Jump in Fall Admission Applications To College Of Law Bucks National Trend. Fall admission applications to the University of Idaho’s College of Law are up nearly 9 percent – defying a steep decline in new student applications at most peer institutions nationwide. The University of Idaho College of Law is the only American Bar Association-accredited law school in the state. As of May 1, its applications total 625, up from 574 this time last year. Of its 199 U.S. peers, Idaho’s law school is one of only eight reporting an increase in admissions applications. Read more.
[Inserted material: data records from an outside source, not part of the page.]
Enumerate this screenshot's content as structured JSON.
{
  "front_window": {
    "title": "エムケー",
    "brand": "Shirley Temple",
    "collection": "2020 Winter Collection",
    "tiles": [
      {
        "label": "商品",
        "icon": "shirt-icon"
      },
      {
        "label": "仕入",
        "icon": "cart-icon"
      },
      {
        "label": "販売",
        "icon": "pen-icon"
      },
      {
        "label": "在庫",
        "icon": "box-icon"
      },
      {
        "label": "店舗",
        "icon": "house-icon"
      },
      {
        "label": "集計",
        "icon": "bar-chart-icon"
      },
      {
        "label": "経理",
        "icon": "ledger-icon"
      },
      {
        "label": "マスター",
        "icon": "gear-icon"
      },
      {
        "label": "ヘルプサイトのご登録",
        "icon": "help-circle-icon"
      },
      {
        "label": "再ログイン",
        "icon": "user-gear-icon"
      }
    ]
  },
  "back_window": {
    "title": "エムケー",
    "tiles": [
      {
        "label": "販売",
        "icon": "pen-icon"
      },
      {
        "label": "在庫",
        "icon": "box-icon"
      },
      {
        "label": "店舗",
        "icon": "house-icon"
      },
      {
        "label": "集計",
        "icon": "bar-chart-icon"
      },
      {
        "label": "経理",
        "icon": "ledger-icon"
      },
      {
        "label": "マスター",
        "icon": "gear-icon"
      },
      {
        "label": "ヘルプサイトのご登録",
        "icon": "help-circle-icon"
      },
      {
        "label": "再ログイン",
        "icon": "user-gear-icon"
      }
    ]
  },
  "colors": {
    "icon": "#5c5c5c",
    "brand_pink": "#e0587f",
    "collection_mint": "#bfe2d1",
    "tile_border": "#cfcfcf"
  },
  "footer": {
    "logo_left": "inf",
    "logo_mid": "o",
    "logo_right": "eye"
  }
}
New Scholarship Recognizes Mentor’s Investment In Others. It is important to acknowledge the key people who influenced your college career. This was the attitude of Clint Marshall ‘97 when he established the Lennard Petersen and Clint Marshall Scholarship Endowment in the College of Business and Economics. “Lennard placed a high value on the importance of family and community,” said Marshall. “He was a consistent presence in many of the local children’s lives in Castleford, Idaho, often helping them to find work or providing transportation and encouraging them to stay in school. He was there for me when I needed some guidance during my sophomore year at UI. He deserves to be recognized for all the lives he’s touched.” “Scholarships are critical to providing access to our award winning business programs,” said College of Business and Economics Dean Mario Reyes. “I also appreciate Clint’s service on the college advisory board. He is a great example of our successful younger alumni who are kindly giving back and providing support to the next generation of students.” For more information about giving to the College of Business and Economics, contact Toni Broyles at email@example.com or (208) 885-2634.